Chelation Therapy: A Brief History
Chelation therapy involves administering a patient with an intravenous injection to help rid them of certain toxic metals, such as lead.
The word is derived from the Greek ‘chelos’ which means ‘claw’ and describes the pincer-like action of charged ions that are used to remove toxic substances from the body.
Chelation is used widely within various manufacturing industries for many years, most notably to remove unwanted elements such as calcium from dye.
While it was originally derided by medical science because of safety and efficacy concerns, in recent times it has become highly regarded as an effective therapy. Here we take a brief look at chelation therapy history, who it can benefit and how it works.
How Does Chelation Therapy Work and Who Does It Benefit?
Chelators are chemicals that typically bind to metals in the bloodstream. Once this happens, the new chemical is transported to the kidneys and excreted through the urine. One of the main ways that chelation is used in medical practice is to remove toxic heavy metals such as lead, copper and mercury due to poisoning.
Chelation therapy generally uses a chemical known as ethylenediaminetetraacetic acid (EDTA). The process can take up to four hours and involves numerous IV injections over several weeks. To produce an effect, it’s often necessary to administer 20 or more chelations.
Heavy metals can get into the body in a variety of ways. They may be ingested through contaminated water or through certain paints that contain lead. If someone has a health issue related to the kidneys, certain metals such as aluminium can build up causing illness.
Some people suffer from hemochromatosis, where the body absorbs too much iron from food. Some conditions require regular blood transfusions such as thalassemia which can lead to a build-up of the metal.
There are other health issues for which chelation therapy can help with, such as arteriosclerosis, whereby this form of therapy can help to remove plaque in the arteries.

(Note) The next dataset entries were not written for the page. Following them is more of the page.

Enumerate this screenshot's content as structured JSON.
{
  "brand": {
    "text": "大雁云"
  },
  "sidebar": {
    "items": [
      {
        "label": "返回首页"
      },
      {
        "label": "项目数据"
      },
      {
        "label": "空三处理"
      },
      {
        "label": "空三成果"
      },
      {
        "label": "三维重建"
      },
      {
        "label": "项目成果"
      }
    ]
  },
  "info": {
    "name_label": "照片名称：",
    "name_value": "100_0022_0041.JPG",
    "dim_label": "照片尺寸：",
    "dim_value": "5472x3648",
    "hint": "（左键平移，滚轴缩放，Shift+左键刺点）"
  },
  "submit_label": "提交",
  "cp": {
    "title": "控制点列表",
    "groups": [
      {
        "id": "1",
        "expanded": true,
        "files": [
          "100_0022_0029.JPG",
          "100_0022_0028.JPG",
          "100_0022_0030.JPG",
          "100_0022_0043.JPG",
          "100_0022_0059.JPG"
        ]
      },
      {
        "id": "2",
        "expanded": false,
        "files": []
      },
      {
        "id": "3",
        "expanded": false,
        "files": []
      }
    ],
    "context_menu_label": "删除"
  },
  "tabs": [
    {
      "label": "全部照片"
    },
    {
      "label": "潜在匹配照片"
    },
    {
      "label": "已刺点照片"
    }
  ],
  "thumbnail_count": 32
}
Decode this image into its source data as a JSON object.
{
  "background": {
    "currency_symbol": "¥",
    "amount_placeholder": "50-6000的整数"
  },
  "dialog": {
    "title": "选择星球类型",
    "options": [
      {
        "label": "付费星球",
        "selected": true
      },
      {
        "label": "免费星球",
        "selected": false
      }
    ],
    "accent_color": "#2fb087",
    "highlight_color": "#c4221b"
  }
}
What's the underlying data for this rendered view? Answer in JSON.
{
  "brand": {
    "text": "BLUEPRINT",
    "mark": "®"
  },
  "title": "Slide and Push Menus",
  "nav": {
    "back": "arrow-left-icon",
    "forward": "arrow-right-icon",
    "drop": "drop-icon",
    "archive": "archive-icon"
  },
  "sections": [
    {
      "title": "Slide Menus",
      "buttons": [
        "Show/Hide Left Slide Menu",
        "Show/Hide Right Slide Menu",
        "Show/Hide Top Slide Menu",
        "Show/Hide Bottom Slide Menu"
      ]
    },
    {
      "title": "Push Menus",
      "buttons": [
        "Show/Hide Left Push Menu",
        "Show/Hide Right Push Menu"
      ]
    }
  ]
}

The History of Chelation Therapy
The roots of chelation therapy history stretch back to the late 19th century when Alfred Werner discovered the process. The first patent for EDTA wasn’t filed until the mid-1930s, however, and this was initially for use in the textile industry.
In America, the first biological effects of chelation were explored in the early 1940s. Martin Ruben noted its effect on calcium homeostasis and that later led to its use as an anticoagulant. It was also popularly used to treat lead poisoning.
The relationship with treating heart disease was discovered a few years later when the improvement in cardio patients who were also being treated for lead poisoning was noticed. There were downsides to treatment at this time as one study found that too high doses of disodium EDTA could cause kidney damage. This led to new protocols to improve the administration of the treatment.
A leading proponent of chelation therapy in medicine was Dr Marvin Seven. Unfortunately he was killed in a motoring accident during the height of his research being conducted.
Around this time, a new piece of research in the 1960s concerning the use of chelation for treating heart disease was released, highlighting negative results of the treatment. It served as a warning that chelation should no longer be pursued as a medical approach. A later review, however, found there were errors in the conclusions of this research.
Since then, there has been evidence of improvements in cardiovascular health following chelation therapy. In the 1970s, a new organization The American Institute of Medical Preventics actively promoted chelation therapy and its safe administration.
In the 1980s we saw more research concerning the beneficial effects on the cardiovascular system including increased blood flow and improved lung function.
It wasn’t until the early 2000s that a large Trial to Assess Chelation Therapy (TACT) was undertaken. The therapy, however, was becoming more and more popular with the general public. In 2001 in the USA alone, some 800,000 infusions were carried out.
The TACT study eventually ended in the early part of the 2010s and did indeed show that there were beneficial effects of chelation when treating patients with myocardial infarction.